I have looked up several websites to learn when Adler-Olsen began writing this book or if there was a particular purpose or statement he wanted to make. I couldn’t find anything. Having read all his Department Q series and one other stand alone, it is no stretch of the imagination to write that Adler-Olsen has a lot to say about the state of affairs in the world today. I find him an acute observer, an elegant writer and possessed of an amazing ability to make up stories that go right to the heart of what is happening in the world today. I am already looking forward to his next book.

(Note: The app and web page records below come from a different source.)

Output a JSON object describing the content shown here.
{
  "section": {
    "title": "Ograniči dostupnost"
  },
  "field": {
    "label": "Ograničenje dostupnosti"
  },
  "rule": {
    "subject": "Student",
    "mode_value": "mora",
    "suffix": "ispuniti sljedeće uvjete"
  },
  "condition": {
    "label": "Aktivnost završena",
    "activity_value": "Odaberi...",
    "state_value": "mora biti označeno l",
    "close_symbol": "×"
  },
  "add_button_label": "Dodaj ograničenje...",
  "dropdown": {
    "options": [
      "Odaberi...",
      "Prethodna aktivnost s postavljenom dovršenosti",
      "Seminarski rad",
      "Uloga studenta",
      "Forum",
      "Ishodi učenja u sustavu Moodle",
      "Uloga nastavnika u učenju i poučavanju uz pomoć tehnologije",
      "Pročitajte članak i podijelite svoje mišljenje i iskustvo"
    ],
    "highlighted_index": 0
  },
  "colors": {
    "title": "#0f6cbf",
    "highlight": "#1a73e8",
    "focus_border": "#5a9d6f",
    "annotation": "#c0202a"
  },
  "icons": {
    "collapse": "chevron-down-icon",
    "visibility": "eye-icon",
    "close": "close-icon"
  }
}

It started about three weeks ago when I was locked out of my e-mail account. I changed my password and twenty-four hours later, I was locked out again. This happened six times in eight days. I was so frustrated and felt so helpless that I decided to wait until I came to California, where I am now, to call the service company and find out what was going on. Then I got locked out of WordPress which is the platform I write this blog on. I couldn’t use my Vonage app to make calls to the United States. I suppose my antennae should have gone up but it didn’t. I was too busy being frustrated and feeling very isolated. It seemed that all my means of connectivity around the world had been cut off.
Yesterday morning, my first morning in California, I awoke to a text from my bank saying they were putting a hold on a credit card until I confirmed an expenditure. It turned out two credit cards had been hacked. Banks fortunately give you back your money. The sense of violation and fear that anything can happen, the bank couldn’t take care of. Today I tackled the e-mail account. What I learned was that my account was hacked and with the e-mail, the hackers had everything forwarded to another e-mail address. They must have gotten a lot of information as my PayPal account was breached, my Amazon account was breached and a couple of others. When they saw no money was involved, they just moved on.
May 21, 2018–I wrote that not knowing how bad the hacking had gotten. It involved many accounts. Fortunately all money was returned to me and my identity wasn’t stolen. But every call took 90 minutes as I was taken through hoops etc to secure my accounts. Microsoft was, without a doubt, the absolute worst company to deal with. Three times I had to call after I was told my account was secure but it wasn’t. They don’t even have a FRAUD department! MICROSOFT!! I couldn’t believe it. I am so glad I have had Macs all my life.
Anyway, it’s hopefully in the past. It’s five weeks later and I am on my way back home to Paris. They had gotten into this account also. Why? Sure beats me! But I can start up my blogs again. So dear reader, I look forward to greeting you from sunny and warm Paris.